This question, to my knowledge, is only applicable to Rocket Lab's Electron, pressure-fed engines that use non-hypergolic fuels, and other engine cycles that don't use a fuel/oxygen-rich preburner. My question is why can't someone like Rocket Lab store both LOX and RP-1 together in one common tank in a premixed ratio? I understand in something like a Falcon 9 it would at least be necessary to supply more fuel to the preburner but in something like the Electron that uses an electric turbopump that requires no preburner why couldn't both the oxidizer and fuel not be stored together? Intuitively, this would remove the hefty weight of tank bulkhead(s) that divide the oxidizer and fuel tanks and make your injector(s) much more simple.
As Organic Marble hints, there is about 140 degrees Celsius between kerosene's freezing point and oxygen's boiling point; there's no temperature at which both are liquid.
Even if the propellants were more thermally compatible, putting your fuel and oxidizer in the same tank is a really dangerous idea. Typically, propellant tanks are pressurized with helium or nitrogen -- nonreactive gasses -- so that any spark in the tank won't start a fire. With both oxygen and kerosene readily available in the same space, the tank is a bomb waiting to go off.
While mass ratios are very important to overall rocket performance, safety is more important.
Because it will almost certainly go KABOOM.
Intimately mixed fuels and oxidizers are pretty much indistinguishable from explosives, and in particular, LOX intimately mixed with flammable hydrocarbons is wildly dangerous -- rather than being something you can handle, it tends to be set off by shock, vibration, or adiabatic compression that can be caused by closing or opening a valve.
Perhaps the most infamous LOX-hydrocarbon fuel mixture was LOX and liquid methane (which are perfectly miscible), discussed in Clarke's Ignition -- it was supposed to act as a monopropellant as you are describing, but was allegedly (though disputedly) so touchy it could be detonated with a bright light.
At least one of the Bell X-1 rocket planes was destroyed when LOX in contact with a oil-impregnated leather gasket detonated due to vibration. A bulk mixture of LOX and kerosene fuel is far worse -- it surely could not survive passing through a turbopump, and there would be little to stop the detonation in the combustion chamber racing up through the fuel lines and setting off the whole tank. (Detonation arrestors exist, but they don't save your engine and fuel lines from being rapidly disassembled, nor do they protect your tanks from shrapnel, as Clarke learned).
Additionally, RP-1 is going to freeze at LOX temperature. The interaction of small particles of hydrocarbon probably won't help matters.
to put it in 3 words "it will explode." you see fuel burns with oxidiser and mixing the two in the same storage will well let me make it in steps:
you ignite the engine... the flame flows into the tank... that burns too... in a closed space... rapidly... which causes the tank to burst... and then you have no more rocket. ):
The history of rocket fuel development has been dominated by getting them to work at the range of temperatures we want.
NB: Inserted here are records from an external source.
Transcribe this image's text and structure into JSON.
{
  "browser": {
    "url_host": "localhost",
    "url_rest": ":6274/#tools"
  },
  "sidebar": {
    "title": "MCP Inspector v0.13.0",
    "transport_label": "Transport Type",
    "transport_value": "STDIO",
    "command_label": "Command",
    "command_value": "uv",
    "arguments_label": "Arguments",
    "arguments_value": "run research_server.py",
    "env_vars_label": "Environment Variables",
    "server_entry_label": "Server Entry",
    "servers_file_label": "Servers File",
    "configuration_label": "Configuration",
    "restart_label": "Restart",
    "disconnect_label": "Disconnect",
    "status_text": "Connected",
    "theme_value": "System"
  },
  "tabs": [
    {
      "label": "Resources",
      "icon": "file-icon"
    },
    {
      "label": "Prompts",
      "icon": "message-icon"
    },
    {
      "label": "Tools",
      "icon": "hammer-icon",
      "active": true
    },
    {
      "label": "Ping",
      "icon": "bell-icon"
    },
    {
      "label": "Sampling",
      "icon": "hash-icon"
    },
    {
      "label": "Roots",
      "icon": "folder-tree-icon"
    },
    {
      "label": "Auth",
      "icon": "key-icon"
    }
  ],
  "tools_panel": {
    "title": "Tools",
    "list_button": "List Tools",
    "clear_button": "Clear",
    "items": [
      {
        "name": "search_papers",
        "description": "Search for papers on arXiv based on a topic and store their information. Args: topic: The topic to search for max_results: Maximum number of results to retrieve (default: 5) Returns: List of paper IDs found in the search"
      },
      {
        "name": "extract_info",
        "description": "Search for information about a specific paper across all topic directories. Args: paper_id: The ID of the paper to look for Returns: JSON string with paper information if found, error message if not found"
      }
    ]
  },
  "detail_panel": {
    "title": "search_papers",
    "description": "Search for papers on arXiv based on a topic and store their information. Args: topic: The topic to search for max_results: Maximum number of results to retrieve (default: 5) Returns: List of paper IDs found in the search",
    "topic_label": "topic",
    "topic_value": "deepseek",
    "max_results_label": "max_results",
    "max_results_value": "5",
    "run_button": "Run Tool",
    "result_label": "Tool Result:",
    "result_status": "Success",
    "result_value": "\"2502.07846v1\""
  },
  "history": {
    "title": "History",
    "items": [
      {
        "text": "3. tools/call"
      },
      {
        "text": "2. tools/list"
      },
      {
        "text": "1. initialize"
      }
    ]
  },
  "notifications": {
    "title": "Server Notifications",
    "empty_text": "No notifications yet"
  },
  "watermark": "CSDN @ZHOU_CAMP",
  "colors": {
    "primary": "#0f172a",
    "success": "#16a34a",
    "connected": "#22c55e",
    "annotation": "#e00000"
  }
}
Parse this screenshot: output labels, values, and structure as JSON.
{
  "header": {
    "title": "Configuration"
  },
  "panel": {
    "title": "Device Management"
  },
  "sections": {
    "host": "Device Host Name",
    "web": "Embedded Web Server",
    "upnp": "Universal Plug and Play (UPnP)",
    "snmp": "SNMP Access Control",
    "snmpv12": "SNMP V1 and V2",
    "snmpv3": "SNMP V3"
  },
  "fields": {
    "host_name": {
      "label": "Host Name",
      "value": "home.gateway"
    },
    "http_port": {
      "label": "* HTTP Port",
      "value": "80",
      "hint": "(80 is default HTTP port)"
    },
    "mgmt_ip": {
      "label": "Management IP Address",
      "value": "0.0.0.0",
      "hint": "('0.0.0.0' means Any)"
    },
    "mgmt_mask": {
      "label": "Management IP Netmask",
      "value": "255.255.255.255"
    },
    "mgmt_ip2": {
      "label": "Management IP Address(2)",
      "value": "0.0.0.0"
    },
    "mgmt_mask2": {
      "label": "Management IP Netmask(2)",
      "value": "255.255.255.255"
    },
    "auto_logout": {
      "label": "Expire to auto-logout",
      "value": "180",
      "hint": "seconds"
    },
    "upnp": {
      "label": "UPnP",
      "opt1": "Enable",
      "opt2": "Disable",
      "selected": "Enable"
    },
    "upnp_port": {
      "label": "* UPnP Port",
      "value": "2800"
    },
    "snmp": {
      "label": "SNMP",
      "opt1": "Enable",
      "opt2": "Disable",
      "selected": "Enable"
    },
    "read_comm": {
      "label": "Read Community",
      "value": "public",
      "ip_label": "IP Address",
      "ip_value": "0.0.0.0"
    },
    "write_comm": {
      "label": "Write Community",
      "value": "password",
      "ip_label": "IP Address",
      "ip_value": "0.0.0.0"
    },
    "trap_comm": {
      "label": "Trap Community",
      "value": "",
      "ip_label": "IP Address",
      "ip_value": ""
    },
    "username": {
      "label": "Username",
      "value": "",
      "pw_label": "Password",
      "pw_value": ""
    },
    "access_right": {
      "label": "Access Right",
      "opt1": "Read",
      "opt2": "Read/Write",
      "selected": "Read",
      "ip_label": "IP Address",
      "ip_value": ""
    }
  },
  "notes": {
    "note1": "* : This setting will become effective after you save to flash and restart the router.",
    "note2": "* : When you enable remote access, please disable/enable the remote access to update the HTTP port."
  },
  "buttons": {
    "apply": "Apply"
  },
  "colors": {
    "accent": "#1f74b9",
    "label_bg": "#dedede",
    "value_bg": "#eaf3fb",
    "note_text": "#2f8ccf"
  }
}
For instance finding a fuel that is liquid enough to work in the Arctic, and not so volatile that it can't be stored at reasonable pressure in the desert.
Unfortunately, kerosene freezes well above the boiling point of oxygen. It might be possible to turn it into a slush in oxygen, with development, and admixtures to stabilise it. After all, various powdered metals, boron, aluminium, beryllium (nasty exhaust!), have been added to fuels to increase the heat of burning, with various gels and black-magic to keep the mixture liquid. However, the history of monopropellants has been very much what you'd expect from trying to store what is basically a liquid bomb.
Read Ignition for one man's on-the-spot story of the development of rocket propellants.